## Website and app data records
────────────────────────────────────────
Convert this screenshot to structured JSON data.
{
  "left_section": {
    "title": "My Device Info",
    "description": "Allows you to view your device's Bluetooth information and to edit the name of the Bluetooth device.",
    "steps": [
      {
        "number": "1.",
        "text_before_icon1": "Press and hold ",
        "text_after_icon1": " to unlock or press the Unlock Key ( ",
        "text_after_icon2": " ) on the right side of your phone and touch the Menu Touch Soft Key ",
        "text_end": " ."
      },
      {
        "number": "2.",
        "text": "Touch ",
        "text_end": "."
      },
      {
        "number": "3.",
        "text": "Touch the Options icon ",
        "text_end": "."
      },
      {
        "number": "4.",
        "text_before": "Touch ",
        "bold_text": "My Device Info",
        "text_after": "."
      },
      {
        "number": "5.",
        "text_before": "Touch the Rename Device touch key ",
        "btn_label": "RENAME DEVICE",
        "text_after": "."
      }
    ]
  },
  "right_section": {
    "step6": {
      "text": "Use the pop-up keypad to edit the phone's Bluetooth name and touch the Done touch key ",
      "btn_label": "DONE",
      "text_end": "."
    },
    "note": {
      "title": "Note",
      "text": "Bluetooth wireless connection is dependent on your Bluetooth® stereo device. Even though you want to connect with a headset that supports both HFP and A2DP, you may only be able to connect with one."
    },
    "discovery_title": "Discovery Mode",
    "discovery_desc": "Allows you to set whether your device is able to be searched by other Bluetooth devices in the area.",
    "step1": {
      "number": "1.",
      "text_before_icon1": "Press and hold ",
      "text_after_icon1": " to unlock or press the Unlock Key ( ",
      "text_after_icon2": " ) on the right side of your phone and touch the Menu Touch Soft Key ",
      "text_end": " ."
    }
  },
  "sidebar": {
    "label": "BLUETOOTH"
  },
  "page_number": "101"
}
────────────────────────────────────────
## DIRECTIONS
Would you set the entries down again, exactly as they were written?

## RESPONSE BELOW
Convert this screenshot to structured JSON data.
{
  "left_section": {
    "title": "My Device Info",
    "description": "Allows you to view your device's Bluetooth information and to edit the name of the Bluetooth device.",
    "steps": [
      {
        "number": "1.",
        "text_before_icon1": "Press and hold ",
        "text_after_icon1": " to unlock or press the Unlock Key ( ",
        "text_after_icon2": " ) on the right side of your phone and touch the Menu Touch Soft Key ",
        "text_end": " ."
      },
      {
        "number": "2.",
        "text": "Touch ",
        "text_end": "."
      },
      {
        "number": "3.",
        "text": "Touch the Options icon ",
        "text_end": "."
      },
      {
        "number": "4.",
        "text_before": "Touch ",
        "bold_text": "My Device Info",
        "text_after": "."
      },
      {
        "number": "5.",
        "text_before": "Touch the Rename Device touch key ",
        "btn_label": "RENAME DEVICE",
        "text_after": "."
      }
    ]
  },
  "right_section": {
    "step6": {
      "text": "Use the pop-up keypad to edit the phone's Bluetooth name and touch the Done touch key ",
      "btn_label": "DONE",
      "text_end": "."
    },
    "note": {
      "title": "Note",
      "text": "Bluetooth wireless connection is dependent on your Bluetooth® stereo device. Even though you want to connect with a headset that supports both HFP and A2DP, you may only be able to connect with one."
    },
    "discovery_title": "Discovery Mode",
    "discovery_desc": "Allows you to set whether your device is able to be searched by other Bluetooth devices in the area.",
    "step1": {
      "number": "1.",
      "text_before_icon1": "Press and hold ",
      "text_after_icon1": " to unlock or press the Unlock Key ( ",
      "text_after_icon2": " ) on the right side of your phone and touch the Menu Touch Soft Key ",
      "text_end": " ."
    }
  },
  "sidebar": {
    "label": "BLUETOOTH"
  },
  "page_number": "101"
}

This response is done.